Understanding these new phases of matter is a step forward toward controlling complex, many-body systems, a long-standing goal with several potential applications, such as complex quantum network simulations. The results are reported in two joint articles in Physical Review Letters y Physical Review B.

When we discover something new, be it a planet, an animal or a disease, we can learn more about it by observing it more and more closely. Simpler theories are tried first, and if they don’t work, more complicated theories or methods are tried.

“This was what we thought was the case for prethermal TTDs,” he said. it’s a statement Andrea Pizzi, PhD candidate at Cambridge Cavendish Laboratory, first author of both articles. “We thought they were fundamentally quantum phenomena, but it turns out that a simpler classical approach allows us to learn more about them. “

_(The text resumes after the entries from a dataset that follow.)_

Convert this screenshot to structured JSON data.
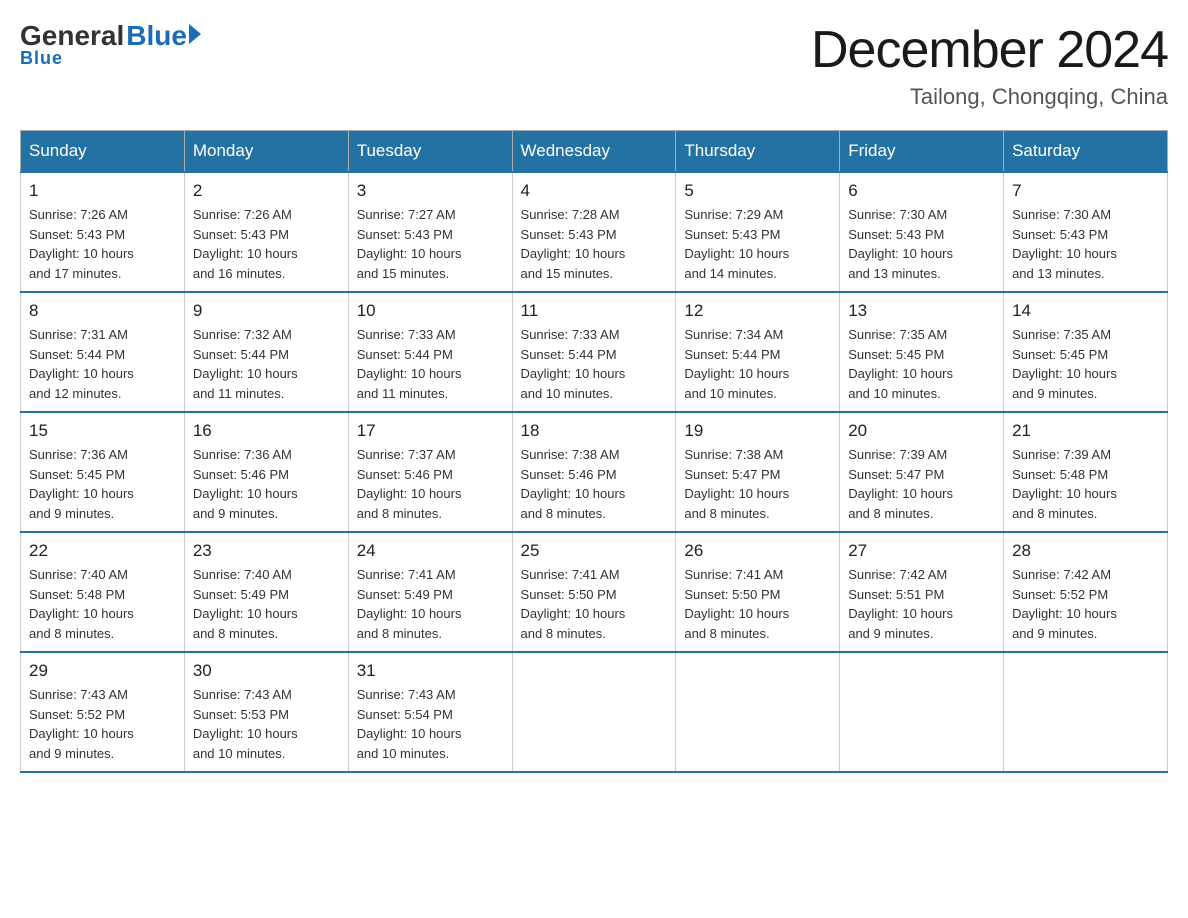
{
  "header": {
    "logo_general": "General",
    "logo_blue": "Blue",
    "month_title": "December 2024",
    "subtitle": "Tailong, Chongqing, China"
  },
  "days_of_week": [
    "Sunday",
    "Monday",
    "Tuesday",
    "Wednesday",
    "Thursday",
    "Friday",
    "Saturday"
  ],
  "weeks": [
    [
      {
        "date": "1",
        "sunrise": "7:26 AM",
        "sunset": "5:43 PM",
        "daylight": "10 hours and 17 minutes."
      },
      {
        "date": "2",
        "sunrise": "7:26 AM",
        "sunset": "5:43 PM",
        "daylight": "10 hours and 16 minutes."
      },
      {
        "date": "3",
        "sunrise": "7:27 AM",
        "sunset": "5:43 PM",
        "daylight": "10 hours and 15 minutes."
      },
      {
        "date": "4",
        "sunrise": "7:28 AM",
        "sunset": "5:43 PM",
        "daylight": "10 hours and 15 minutes."
      },
      {
        "date": "5",
        "sunrise": "7:29 AM",
        "sunset": "5:43 PM",
        "daylight": "10 hours and 14 minutes."
      },
      {
        "date": "6",
        "sunrise": "7:30 AM",
        "sunset": "5:43 PM",
        "daylight": "10 hours and 13 minutes."
      },
      {
        "date": "7",
        "sunrise": "7:30 AM",
        "sunset": "5:43 PM",
        "daylight": "10 hours and 13 minutes."
      }
    ],
    [
      {
        "date": "8",
        "sunrise": "7:31 AM",
        "sunset": "5:44 PM",
        "daylight": "10 hours and 12 minutes."
      },
      {
        "date": "9",
        "sunrise": "7:32 AM",
        "sunset": "5:44 PM",
        "daylight": "10 hours and 11 minutes."
      },
      {
        "date": "10",
        "sunrise": "7:33 AM",
        "sunset": "5:44 PM",
        "daylight": "10 hours and 11 minutes."
      },
      {
        "date": "11",
        "sunrise": "7:33 AM",
        "sunset": "5:44 PM",
        "daylight": "10 hours and 10 minutes."
      },
      {
        "date": "12",
        "sunrise": "7:34 AM",
        "sunset": "5:44 PM",
        "daylight": "10 hours and 10 minutes."
      },
      {
        "date": "13",
        "sunrise": "7:35 AM",
        "sunset": "5:45 PM",
        "daylight": "10 hours and 10 minutes."
      },
      {
        "date": "14",
        "sunrise": "7:35 AM",
        "sunset": "5:45 PM",
        "daylight": "10 hours and 9 minutes."
      }
    ],
    [
      {
        "date": "15",
        "sunrise": "7:36 AM",
        "sunset": "5:45 PM",
        "daylight": "10 hours and 9 minutes."
      },
      {
        "date": "16",
        "sunrise": "7:36 AM",
        "sunset": "5:46 PM",
        "daylight": "10 hours and 9 minutes."
      },
      {
        "date": "17",
        "sunrise": "7:37 AM",
        "sunset": "5:46 PM",
        "daylight": "10 hours and 8 minutes."
      },
      {
        "date": "18",
        "sunrise": "7:38 AM",
        "sunset": "5:46 PM",
        "daylight": "10 hours and 8 minutes."
      },
      {
        "date": "19",
        "sunrise": "7:38 AM",
        "sunset": "5:47 PM",
        "daylight": "10 hours and 8 minutes."
      },
      {
        "date": "20",
        "sunrise": "7:39 AM",
        "sunset": "5:47 PM",
        "daylight": "10 hours and 8 minutes."
      },
      {
        "date": "21",
        "sunrise": "7:39 AM",
        "sunset": "5:48 PM",
        "daylight": "10 hours and 8 minutes."
      }
    ],
    [
      {
        "date": "22",
        "sunrise": "7:40 AM",
        "sunset": "5:48 PM",
        "daylight": "10 hours and 8 minutes."
      },
      {
        "date": "23",
        "sunrise": "7:40 AM",
        "sunset": "5:49 PM",
        "daylight": "10 hours and 8 minutes."
      },
      {
        "date": "24",
        "sunrise": "7:41 AM",
        "sunset": "5:49 PM",
        "daylight": "10 hours and 8 minutes."
      },
      {
        "date": "25",
        "sunrise": "7:41 AM",
        "sunset": "5:50 PM",
        "daylight": "10 hours and 8 minutes."
      },
      {
        "date": "26",
        "sunrise": "7:41 AM",
        "sunset": "5:50 PM",
        "daylight": "10 hours and 8 minutes."
      },
      {
        "date": "27",
        "sunrise": "7:42 AM",
        "sunset": "5:51 PM",
        "daylight": "10 hours and 9 minutes."
      },
      {
        "date": "28",
        "sunrise": "7:42 AM",
        "sunset": "5:52 PM",
        "daylight": "10 hours and 9 minutes."
      }
    ],
    [
      {
        "date": "29",
        "sunrise": "7:43 AM",
        "sunset": "5:52 PM",
        "daylight": "10 hours and 9 minutes."
      },
      {
        "date": "30",
        "sunrise": "7:43 AM",
        "sunset": "5:53 PM",
        "daylight": "10 hours and 10 minutes."
      },
      {
        "date": "31",
        "sunrise": "7:43 AM",
        "sunset": "5:54 PM",
        "daylight": "10 hours and 10 minutes."
      },
      null,
      null,
      null,
      null
    ]
  ],
  "labels": {
    "sunrise": "Sunrise:",
    "sunset": "Sunset:",
    "daylight": "Daylight:"
  }
}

DTCs are very complex physical systems and there is still much to learn about their unusual properties. Just as a standard spatial crystal breaks space-translational symmetry because its structure is not the same everywhere in space, DTCs break a clear time-translational symmetry because, when periodically “shaken”, its structure changes with each “push”.

See also  Riga Chamber Choir "Ave Sol" invites to the concert "I. Love. Riga." - Classical - Music - Culture +

You can think of it as a parent pushing a child on a swing in a playground.“said Pizzi.” Normally, the parent pushes the child, the child rocks back, and the parent pushes it again. In physics, this is a fairly simple system. But if there were multiple swings on the same playground, and if the children on them were holding hands, the system would become much more complex and much more interesting and less obvious behaviors could emerge. A pre-thermal DTC is one of those behaviors, in which the atoms, acting as oscillations, they only “come back” every second or third push, for instance “.

First predicted in 2012, DTCs have opened up a new field of research and have been studied in various types, including in experiments. Among these, pre-thermal DTCs are relatively simple systems to perform that do not heat up rapidly as would normally be expected, but instead exhibit crystalline behavior over time for a long time: the faster they churn, the longer they survive. However, they were thought to be based on quantum phenomena.

“Developing quantum theories is complicated, and even when you manage it, your simulation capabilities are often very limited, because the computational power required is incredibly large,” said Pizzi.

Now, Pizzi and his co-authors have found that for prethermal DTCs they can avoid using overly complicated quantum approaches and instead use much more affordable classical methods. In this way, researchers can simulate these phenomena in a much more complete way. For example, they can now simulate many more elemental components, gaining access to the scenarios that are most relevant to the experiments, such as in two and three dimensions.

See also  VLP-based coronavirus vaccine is in Phase-2 phase

Using a computer simulation, the researchers studied many interacting spins, such as children on swings, under the action of a periodic magnetic field, such as the parent pushing the swing, using classical Hamilton dynamics. The resulting dynamics clearly and neatly showed the properties of pre-thermal DTCs: For a long time, the magnetization of the system oscillates with a longer period than that of the drive.

“It’s amazing how clean this method is,” said Pizzi. “Because it allows us to see larger systems, it makes it very clear what is happening. Unlike when we use quantum methods, we do not have to struggle with this system to study it. We hope that this research will establish classical Hamiltonian dynamics as a suitable approach. for large-scale simulations of complex many-body systems and open new avenues in the study of disequilibrium phenomena, of which pre-thermal DTCs are just one example“.

Leave a Comment